Andy Jones, director of Operational Programme Delivery at Network Rail, said: “We’re delighted with this development funding, which reconfirms the DfT’s commitment to pursuing the long-term deployment plan for digital signalling on Britain’s railway.
“The first three schemes – on the East Anglia route, the West Coast main line and the Midland main line – will help drive forward the modern railway we all need.”
David Clarke, technical director of the Railway Industry Association (RIA), added: “With around 60 per cent of signalling equipment units on the UK rail network needing to be replaced over the next 15 years, rail suppliers will need to gear up to ensure they are ‘match fit’ for a significant amount of work, ensuring its rollout is delivered efficiently, to time and to budget, and in order to ensure value for money for taxpayers and passengers.

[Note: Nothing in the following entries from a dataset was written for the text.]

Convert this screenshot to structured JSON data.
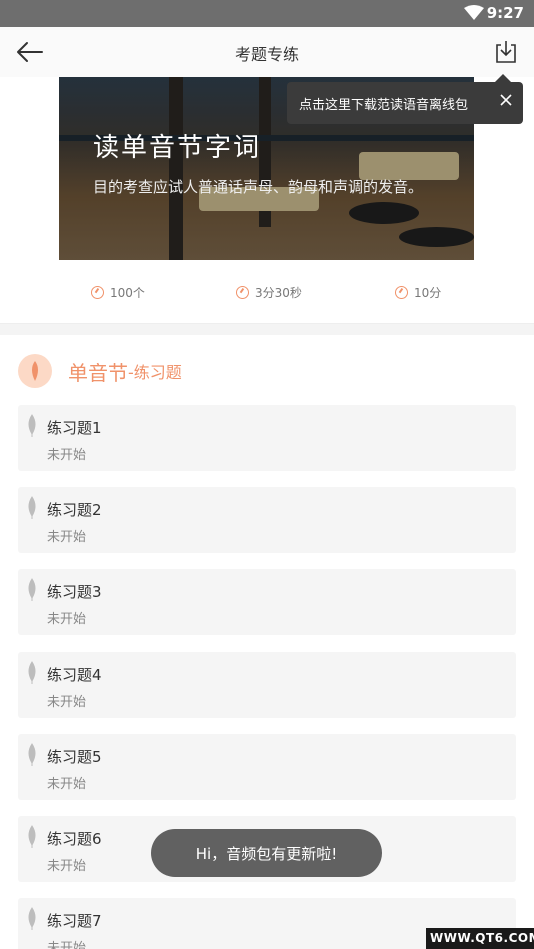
{
  "status_bar": {
    "time": "9:27",
    "wifi_icon": "wifi-icon"
  },
  "app_bar": {
    "title": "考题专练",
    "back_icon": "back-arrow-icon",
    "download_icon": "download-icon"
  },
  "tooltip": {
    "text": "点击这里下载范读语音离线包",
    "close_icon": "close-icon"
  },
  "banner": {
    "title": "读单音节字词",
    "description": "目的考查应试人普通话声母、韵母和声调的发音。"
  },
  "stats": [
    {
      "icon": "count-icon",
      "value": "100个"
    },
    {
      "icon": "clock-icon",
      "value": "3分30秒"
    },
    {
      "icon": "score-icon",
      "value": "10分"
    }
  ],
  "section": {
    "icon": "leaf-icon",
    "name": "单音节",
    "subtitle": "-练习题"
  },
  "exercises": [
    {
      "title": "练习题1",
      "status": "未开始"
    },
    {
      "title": "练习题2",
      "status": "未开始"
    },
    {
      "title": "练习题3",
      "status": "未开始"
    },
    {
      "title": "练习题4",
      "status": "未开始"
    },
    {
      "title": "练习题5",
      "status": "未开始"
    },
    {
      "title": "练习题6",
      "status": "未开始"
    },
    {
      "title": "练习题7",
      "status": "未开始"
    }
  ],
  "toast": {
    "text": "Hi，音频包有更新啦!"
  },
  "watermark": {
    "text": "WWW.QT6.COM"
  },
  "colors": {
    "accent": "#f0926a",
    "accent_light": "#fcd9c6",
    "card_bg": "#f5f5f5",
    "status_bar": "#6e6e6e"
  }
}
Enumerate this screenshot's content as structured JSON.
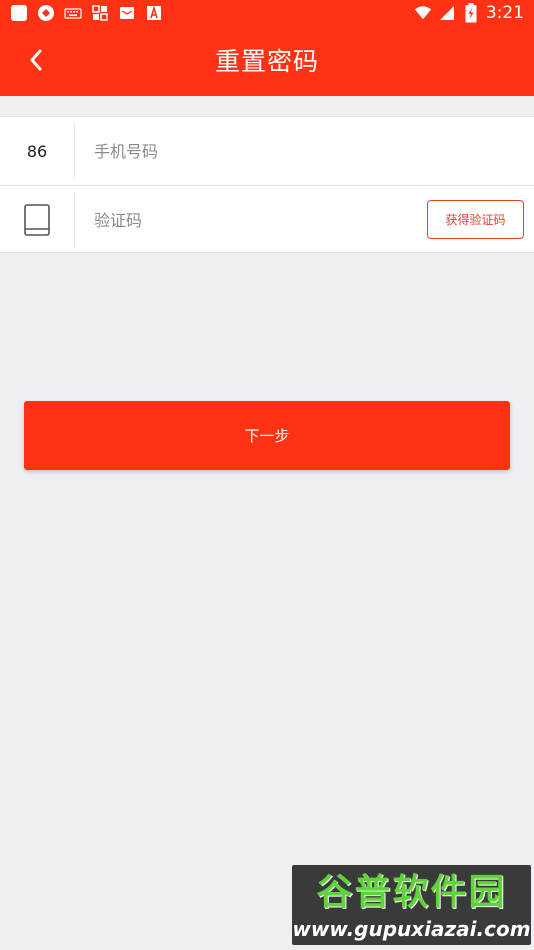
{
  "status_bar": {
    "left_icons": [
      "square-icon",
      "shield-app-icon",
      "keyboard-icon",
      "apps-icon",
      "mail-icon",
      "font-a-icon"
    ],
    "right_icons": [
      "wifi-icon",
      "signal-icon",
      "battery-charging-icon"
    ],
    "time": "3:21"
  },
  "header": {
    "back_icon": "chevron-left-icon",
    "title": "重置密码"
  },
  "form": {
    "phone": {
      "country_code": "86",
      "placeholder": "手机号码",
      "value": ""
    },
    "code": {
      "icon": "tablet-icon",
      "placeholder": "验证码",
      "value": "",
      "get_code_label": "获得验证码"
    }
  },
  "next_button": {
    "label": "下一步"
  },
  "watermark": {
    "title": "谷普软件园",
    "url": "www.gupuxiazai.com"
  },
  "colors": {
    "accent": "#ff3314",
    "background": "#eeeef3",
    "outline_red": "#e8402a"
  }
}
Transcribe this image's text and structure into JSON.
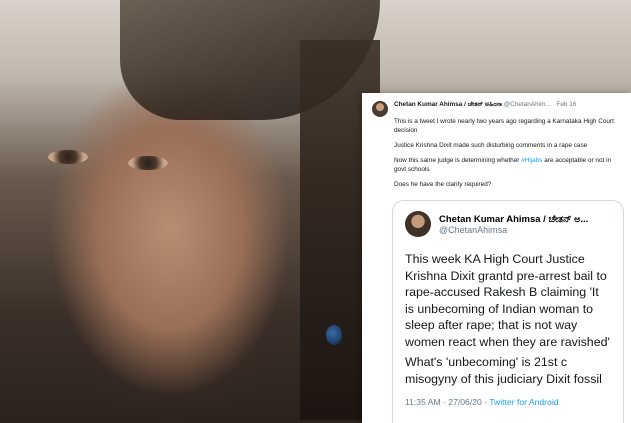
{
  "tweet": {
    "author_name": "Chetan Kumar Ahimsa / ಚೇತನ್ ಅಹಿಂಸಾ",
    "author_handle": "@ChetanAhim...",
    "date": "Feb 16",
    "line1": "This is a tweet I wrote nearly two years ago regarding a Karnataka High Court decision",
    "line2": "Justice Krishna Dixit made such disturbing comments in a rape case",
    "line3_pre": "Now this same judge is determining whether ",
    "line3_tag": "#Hijabs",
    "line3_post": " are acceptable or not in govt schools",
    "line4": "Does he have the clarity required?"
  },
  "quoted": {
    "author_name": "Chetan Kumar Ahimsa / ಚೇತನ್ ಅ...",
    "author_handle": "@ChetanAhimsa",
    "text1": "This week KA High Court Justice Krishna Dixit grantd pre-arrest bail to rape-accused Rakesh B claiming 'It is unbecoming of Indian woman to sleep after rape; that is not way women react when they are ravished'",
    "text2": "What's 'unbecoming' is 21st c misogyny of this judiciary Dixit fossil",
    "timestamp": "11:35 AM · 27/06/20 · ",
    "source": "Twitter for Android"
  }
}
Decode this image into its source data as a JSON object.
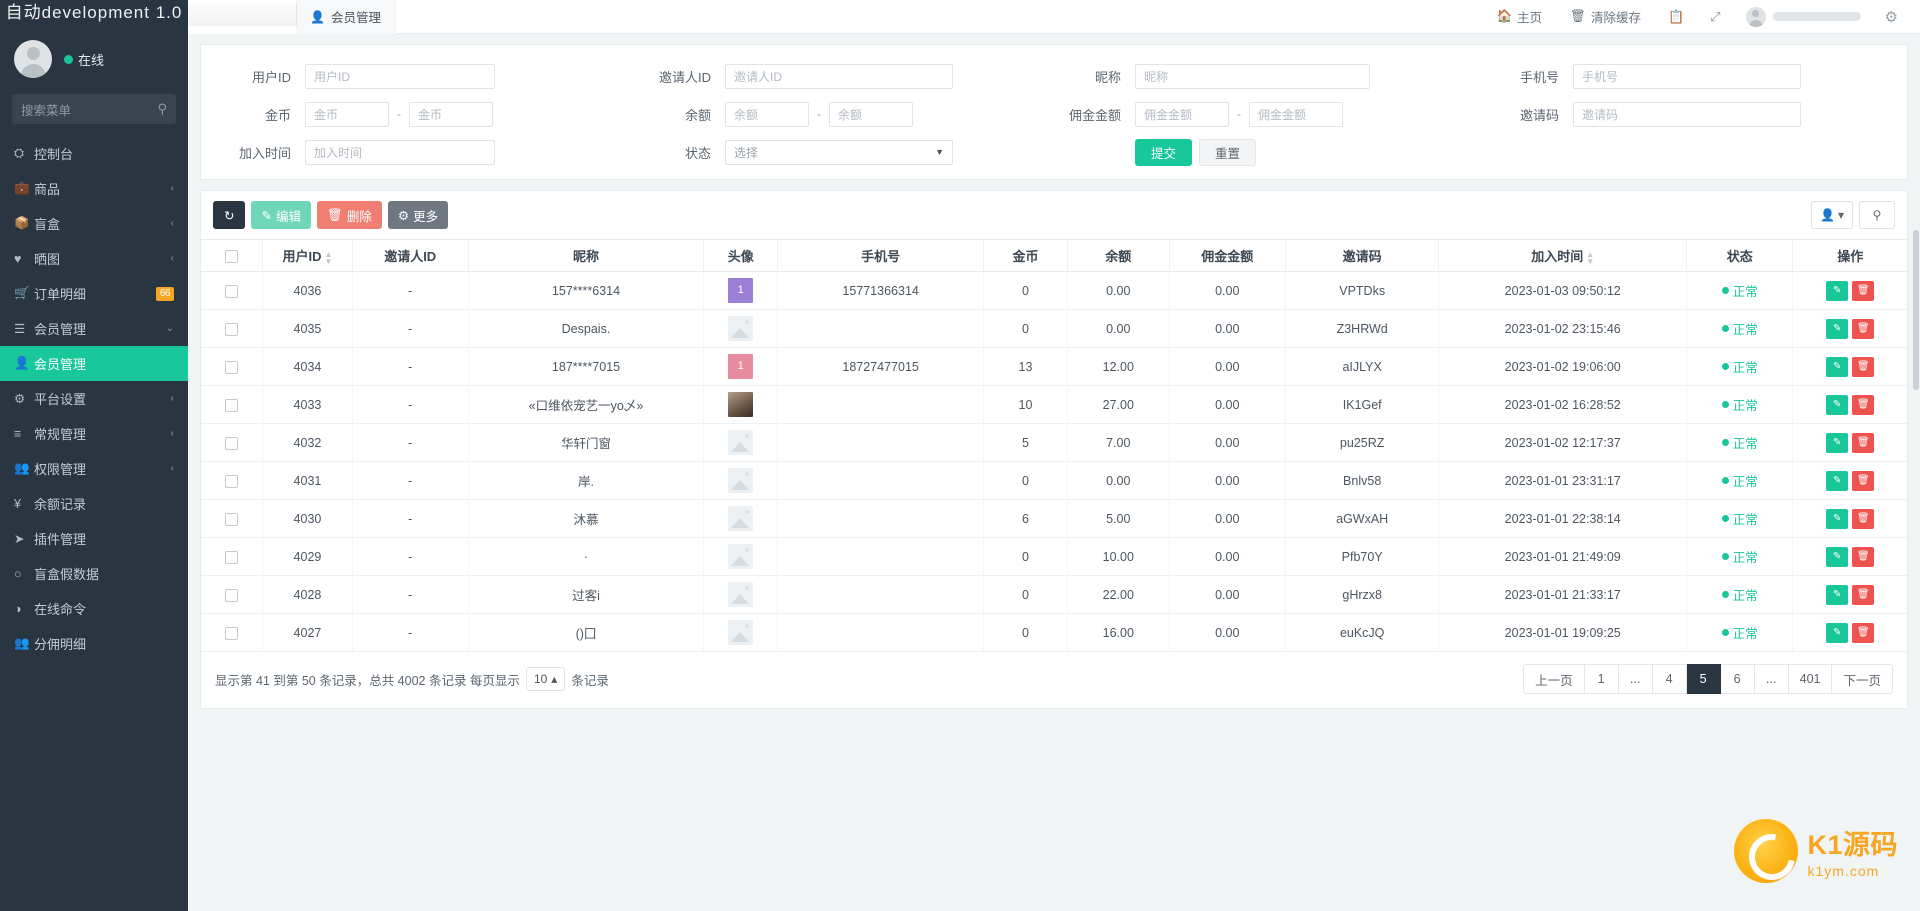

“New digital technology will improve the reliability and resilience of the network, providing better services for passengers and freight, and will create highly skilled jobs across the UK, at a time when they are vitally needed.
“Today’s investment is a positive step towards rolling out digital signalling and builds on the great work undertaken through the Rail Supply Group (RSG) deal, a joint collaboration between industry and government. The Railway Industry Association and our members very much look forward to working with government in delivering digital technology across the network.”